Analysis & Comment

Your Monday Briefing

High-profile arrests rock Jordan.

By Amelia Nierenberg

Turmoil in Jordan

The Jordanian government has arrested high-profile figures, including Sharif Hassan bin Zaid, a member of the royal family, and Bassem Awadallah, a former chief of the royal court, an unusual development in the normally stable Arab kingdom. Officials cited “the security and stability of Jordan” as reasons for the moves.

According to an Israeli official, Jordanian officials said there had not been a coup attempt, that the situation was under control, and that its gravity had been exaggerated by the news media, though they did confirm that arrests had been made.

But it remains unclear if Hamzah bin Hussein, the former crown prince, is detained. In a dramatic video, he said he had no security or phone access, that the satellite internet service he was using was about to be cut and that he was under house arrest. The Jordanian Army and security services denied reports that he had been arrested.

The deputy prime minister said Prince Hamzah had worked with “foreign entities” to destabilize the state, the BBC reported. He accused Prince Hamzah of attempting to recruit “clan leaders” against the government after the prince had recent meetings with tribal leaders. Prince Hamzah also said the military leader had chastised him for being present at meetings where there had been criticism of the king or the government.
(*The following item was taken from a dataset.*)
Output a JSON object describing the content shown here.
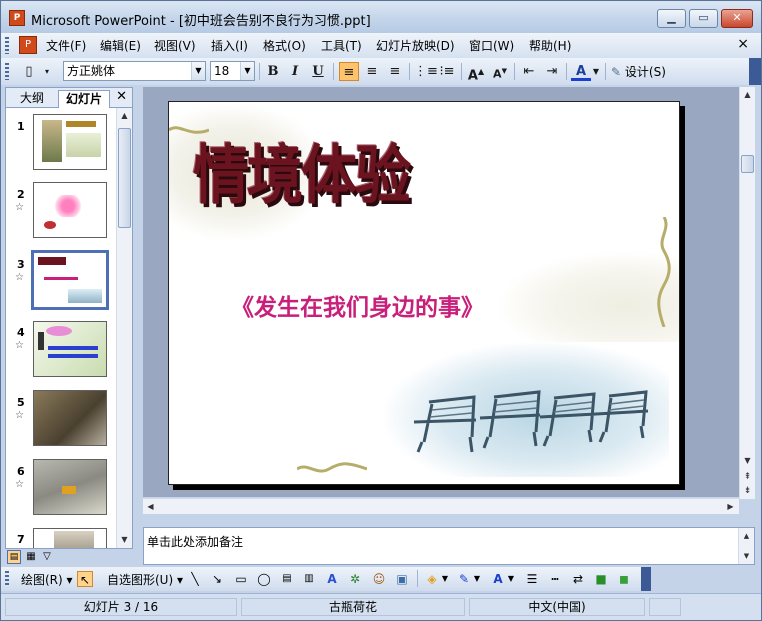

Quotable: “Even to criticize a small aspect of a policy leads to arrest and abuse by the security services,” Prince Hamzah said in the video. “It’s reached the point where no one is able to speak or express an opinion on anything without being bullied, arrested, harassed and threatened.”

Variants may undo progress

The United States appears to be bending the pandemic curve. Cases, hospitalizations and deaths from the coronavirus have fallen steeply from their highs.

But concerning variants are spreading, carrying mutations that make the virus both more contagious and in some cases more deadly. Variants first discovered in Britain, South Africa and Brazil are gaining a foothold, and new U.S. variants have continued to pop up, threatening to postpone the pandemic’s end.

“We don’t have evolution on our side,” said Devi Sridhar, a professor of public health at the University of Edinburgh in Scotland.

Source: Read Full Article